Sponsored By
An organization or individual has paid for the creation of this work but did not approve or review it.

ADVERTISEMENT

ADVERTISEMENT

Lawmakers hunt cabin tax compromise

ST. PAUL - Minnesota school district leaders ask voters to increase their own property taxes more often than ever, saying revenues are not rising as fast as expenses.

ST. PAUL - Minnesota school district leaders ask voters to increase their own property taxes more often than ever, saying revenues are not rising as fast as expenses.

But winning those votes is becoming difficult as property taxes of all types continue to rise and voters are reluctant to push up their taxes further. It is especially difficult in areas with lots of cabins because their owners don't pay those so-called excess levies, leaving homeowners - who can vote - with bigger tax bills.

The quandary ends up taking its heaviest toll on Northwoods homeowners, Rep. David Dill, DFL-Crane Lake, said. But all Minnesota lakes areas are affected.

In Dill's district, cabins comprise up to 50 percent of local tax bases. The result is that homeowners bear the brunt of an excess levy, Dill said.

A $500-per-student levy hike, Dill said, would mean a $340 annual increase on his property tax bill. When homeowners realize that they would end up paying so much more, it is tough to persuade them to approve an excess levy.

ADVERTISEMENT

Dill and Sen. Tom Bakk, DFL-Cook, are among lawmakers looking at ways to change that.

Bakk is working on a proposal to increase state payments in districts with lots of cabins, thus reducing homeowner property taxes. It would not mean more money directly for schools, Bakk said, but lower taxes should help districts convince voters to approve excess levies.

Details have yet to be worked out.

One option could be to return cabins to excess school levy tax rolls. But, Dill noted, that would likely rub cabin owners the wrong way.

Another choice is for the state to pay for local excess school levies as Bakk suggested. Cabin owners and community residents in cabin country would benefit under that approach. However, such a plan would shift the tax burden to taxpayers across the state.

Rep. Paul Marquart, chairman of the House property tax panel, said he had not heard of the cabin tax proposal, but it could fit into the Legislature's priority of lowering property taxes.

But Marquart warned: "You are only going to have a limited amount of dollars" for the state to spend in lowering taxes.

Charles Kyte of the Minnesota Association of School Administrators he is interested in Bakk's proposal but also questioned state funding.

ADVERTISEMENT

"I think the Bakk idea is not bad, but it is missing pieces," Kyte said. "It does not have a way to create additional revenue."

A cabin owners' representative agreed the idea deserves exploration.

"That seems like win-win to me," said Jeff Forester of the Minnesota Seasonal Recreational Owners Coalition.

State law allows cabin owners - who still pay basic school property taxes - to escape the voter-approved tax because they don't send kids to schools in districts where they have cabins. That has forced a rift between cabin and home owners, Forester said.
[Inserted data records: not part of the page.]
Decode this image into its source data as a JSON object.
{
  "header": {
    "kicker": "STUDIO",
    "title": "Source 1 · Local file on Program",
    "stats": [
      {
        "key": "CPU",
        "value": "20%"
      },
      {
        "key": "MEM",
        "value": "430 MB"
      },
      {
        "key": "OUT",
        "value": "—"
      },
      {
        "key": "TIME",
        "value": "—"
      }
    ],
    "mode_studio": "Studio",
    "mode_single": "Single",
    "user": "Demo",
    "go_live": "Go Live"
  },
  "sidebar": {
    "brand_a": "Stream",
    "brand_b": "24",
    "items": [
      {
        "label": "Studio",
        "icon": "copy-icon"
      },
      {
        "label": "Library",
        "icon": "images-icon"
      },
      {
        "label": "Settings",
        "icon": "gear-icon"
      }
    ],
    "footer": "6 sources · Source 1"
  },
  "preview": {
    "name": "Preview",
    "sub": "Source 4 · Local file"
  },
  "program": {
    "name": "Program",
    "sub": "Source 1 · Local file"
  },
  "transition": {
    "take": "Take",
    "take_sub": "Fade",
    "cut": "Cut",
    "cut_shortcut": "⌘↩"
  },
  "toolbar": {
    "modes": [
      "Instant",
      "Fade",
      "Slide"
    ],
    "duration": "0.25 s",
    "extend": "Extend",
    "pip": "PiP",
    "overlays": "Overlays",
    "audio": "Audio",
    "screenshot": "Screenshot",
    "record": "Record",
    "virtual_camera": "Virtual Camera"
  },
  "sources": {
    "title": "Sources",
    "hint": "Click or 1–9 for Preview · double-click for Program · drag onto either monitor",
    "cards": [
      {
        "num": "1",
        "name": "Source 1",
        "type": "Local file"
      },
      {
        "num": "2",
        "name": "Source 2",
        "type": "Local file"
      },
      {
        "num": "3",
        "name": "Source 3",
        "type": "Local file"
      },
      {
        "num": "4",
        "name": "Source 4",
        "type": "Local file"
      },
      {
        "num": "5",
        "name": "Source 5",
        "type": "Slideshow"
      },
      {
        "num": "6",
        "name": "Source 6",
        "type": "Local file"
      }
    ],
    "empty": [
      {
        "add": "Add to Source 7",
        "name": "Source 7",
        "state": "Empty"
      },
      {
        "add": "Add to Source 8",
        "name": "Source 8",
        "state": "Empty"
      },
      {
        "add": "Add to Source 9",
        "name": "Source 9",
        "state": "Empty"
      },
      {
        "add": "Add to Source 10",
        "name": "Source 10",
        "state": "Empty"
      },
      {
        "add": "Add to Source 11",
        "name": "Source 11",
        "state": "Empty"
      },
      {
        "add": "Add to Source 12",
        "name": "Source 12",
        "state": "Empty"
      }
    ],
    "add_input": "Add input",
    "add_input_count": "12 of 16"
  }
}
"The cabin owners become the greedy ones, become the fall guys," he said.

But with something such as the Bakk proposal, cabin owners end up not paying as much for schools they don't use, and homeowners pay lower taxes, added Forester, who owns land on a Lake Vermillion island.
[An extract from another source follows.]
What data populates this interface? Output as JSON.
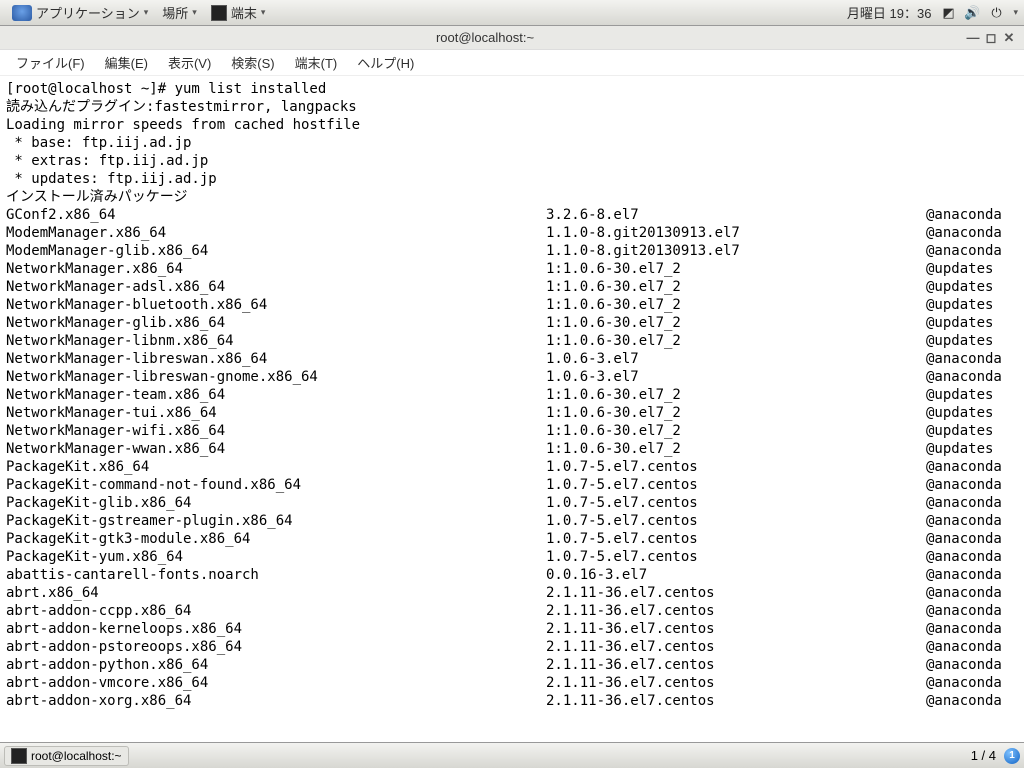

Kyte used the Breckenridge, Minn., area to illustrate the problem. When lawmakers removed cabins from excess levies in 2001, they also decided the levies would not be applied to farmland. When those two types of land were removed, 80 percent of the Breckenridge School District's land no longer could be taxed for excess levies.

"You had to raise it on less than one-fourth of the tax base it used to have, which means you had to quadruple the tax on the rest of the land," Kyte said.
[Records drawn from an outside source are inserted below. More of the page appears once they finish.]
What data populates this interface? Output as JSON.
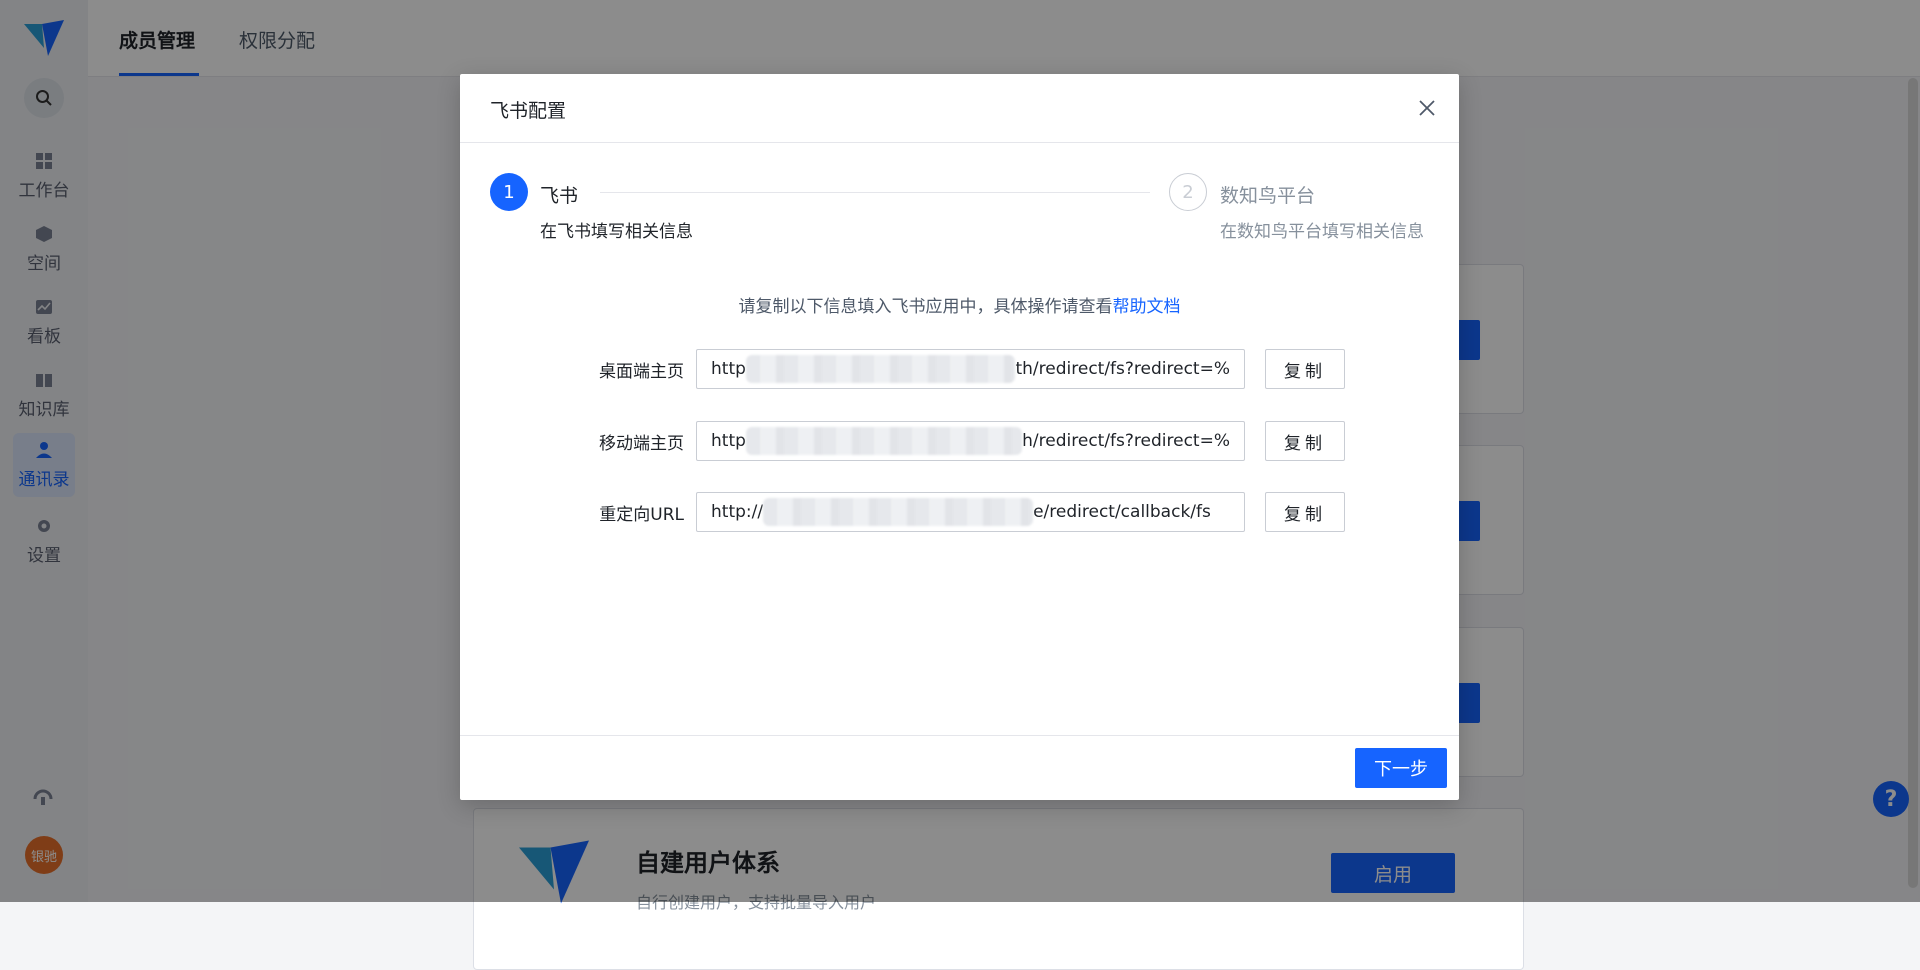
{
  "sidebar": {
    "items": [
      {
        "label": "工作台",
        "icon": "grid-icon"
      },
      {
        "label": "空间",
        "icon": "cube-icon"
      },
      {
        "label": "看板",
        "icon": "chart-icon"
      },
      {
        "label": "知识库",
        "icon": "book-icon"
      },
      {
        "label": "通讯录",
        "icon": "contacts-icon",
        "active": true
      },
      {
        "label": "设置",
        "icon": "gear-icon"
      }
    ],
    "avatar_text": "银驰"
  },
  "topbar": {
    "tabs": [
      {
        "label": "成员管理",
        "active": true
      },
      {
        "label": "权限分配",
        "active": false
      }
    ]
  },
  "background": {
    "bottom_card_title": "自建用户体系",
    "bottom_card_button": "启用",
    "bottom_card_sub": "自行创建用户，支持批量导入用户"
  },
  "modal": {
    "title": "飞书配置",
    "steps": [
      {
        "index": "1",
        "title": "飞书",
        "desc": "在飞书填写相关信息"
      },
      {
        "index": "2",
        "title": "数知鸟平台",
        "desc": "在数知鸟平台填写相关信息"
      }
    ],
    "hint_text": "请复制以下信息填入飞书应用中，具体操作请查看",
    "hint_link": "帮助文档",
    "fields": [
      {
        "label": "桌面端主页",
        "prefix": "http",
        "suffix": "th/redirect/fs?redirect=%",
        "copy": "复制"
      },
      {
        "label": "移动端主页",
        "prefix": "http",
        "suffix": "h/redirect/fs?redirect=%",
        "copy": "复制"
      },
      {
        "label": "重定向URL",
        "prefix": "http://",
        "suffix": "e/redirect/callback/fs",
        "copy": "复制"
      }
    ],
    "next_button": "下一步"
  },
  "colors": {
    "primary": "#1664ff",
    "avatar": "#e8702a"
  }
}
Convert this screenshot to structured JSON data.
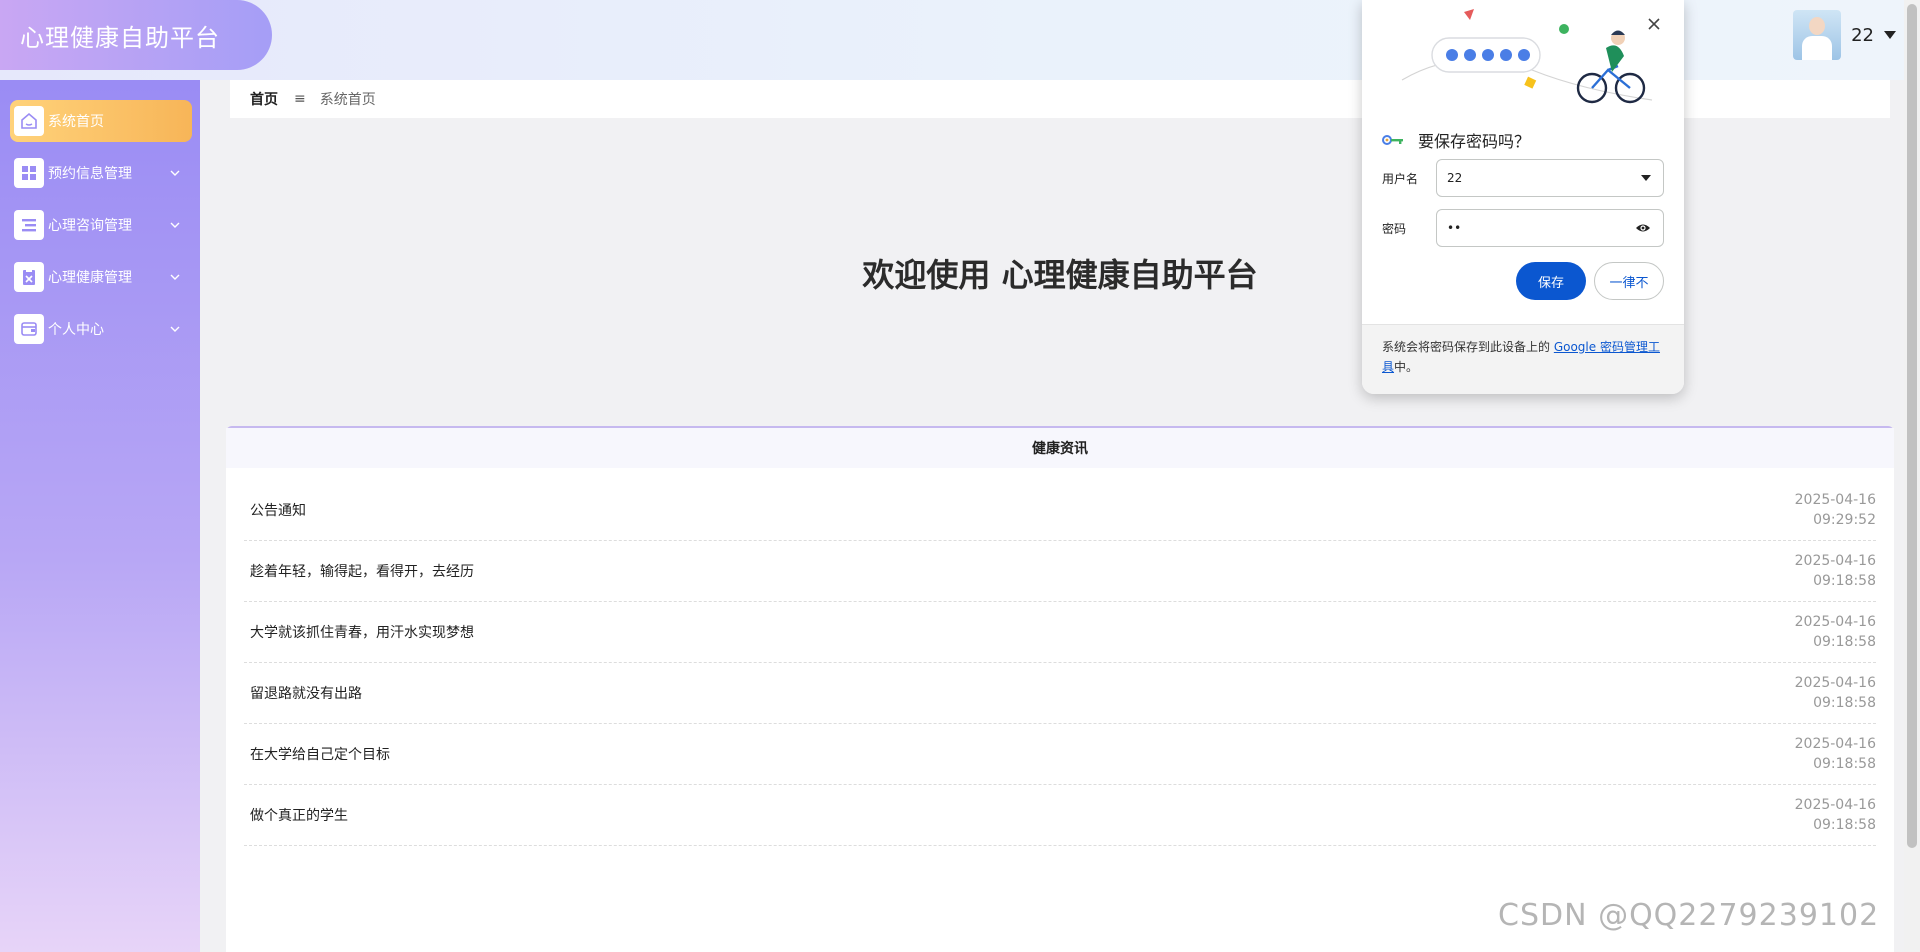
{
  "header": {
    "app_title": "心理健康自助平台",
    "username": "22"
  },
  "sidebar": {
    "items": [
      {
        "label": "系统首页",
        "icon": "home-icon",
        "active": true
      },
      {
        "label": "预约信息管理",
        "icon": "grid-icon",
        "active": false
      },
      {
        "label": "心理咨询管理",
        "icon": "list-icon",
        "active": false
      },
      {
        "label": "心理健康管理",
        "icon": "clipboard-icon",
        "active": false
      },
      {
        "label": "个人中心",
        "icon": "wallet-icon",
        "active": false
      }
    ]
  },
  "breadcrumb": {
    "home": "首页",
    "separator": "≡",
    "current": "系统首页"
  },
  "welcome": {
    "text": "欢迎使用 心理健康自助平台"
  },
  "news": {
    "title": "健康资讯",
    "items": [
      {
        "title": "公告通知",
        "date": "2025-04-16",
        "time": "09:29:52"
      },
      {
        "title": "趁着年轻，输得起，看得开，去经历",
        "date": "2025-04-16",
        "time": "09:18:58"
      },
      {
        "title": "大学就该抓住青春，用汗水实现梦想",
        "date": "2025-04-16",
        "time": "09:18:58"
      },
      {
        "title": "留退路就没有出路",
        "date": "2025-04-16",
        "time": "09:18:58"
      },
      {
        "title": "在大学给自己定个目标",
        "date": "2025-04-16",
        "time": "09:18:58"
      },
      {
        "title": "做个真正的学生",
        "date": "2025-04-16",
        "time": "09:18:58"
      }
    ]
  },
  "password_popup": {
    "question": "要保存密码吗？",
    "username_label": "用户名",
    "username_value": "22",
    "password_label": "密码",
    "password_value": "••",
    "save_label": "保存",
    "never_label": "一律不",
    "footer_prefix": "系统会将密码保存到此设备上的 ",
    "footer_link": "Google 密码管理工具",
    "footer_suffix": "中。"
  },
  "watermark": "CSDN @QQ2279239102",
  "colors": {
    "sidebar_top": "#9a8cf4",
    "sidebar_bottom": "#e7d4f8",
    "active_item": "#f7b558",
    "google_blue": "#0b57d0"
  }
}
ADVERTISEMENT

Since schools rely more and more on excess levies, it creates a dicey situation for school administers, Kyte added.

"If you pass your election, you have enough money to operate," he said. "If you don't pass it, you don't have enough money to operate."

Davis and Longaecker report from Forum Communications' St. Paul bureau.

What To Read Next
Crisis pregnancy centers received almost $3 million in taxpayer funds in 2022. Soon, sharing only medically accurate information could be a prerequisite for funding.
The Grand Forks Blue Zones Project, which hopes to make Grand Forks not just a healthier city but a closer community, is hosting an event on Saturday, Jan. 21, at the Empire Arts Center from 3-5 p.m.
A bill being considered by the North Dakota Legislature would require infertility treatment for public employees — a step that could lead to requiring private insurance for the costly treatments.
2022 saw more than three times as many pediatric (up to age 5) cannabis edible exposures in Minnesota compared to 2021. Here's what you can do to prevent your toddler from getting into the gummies.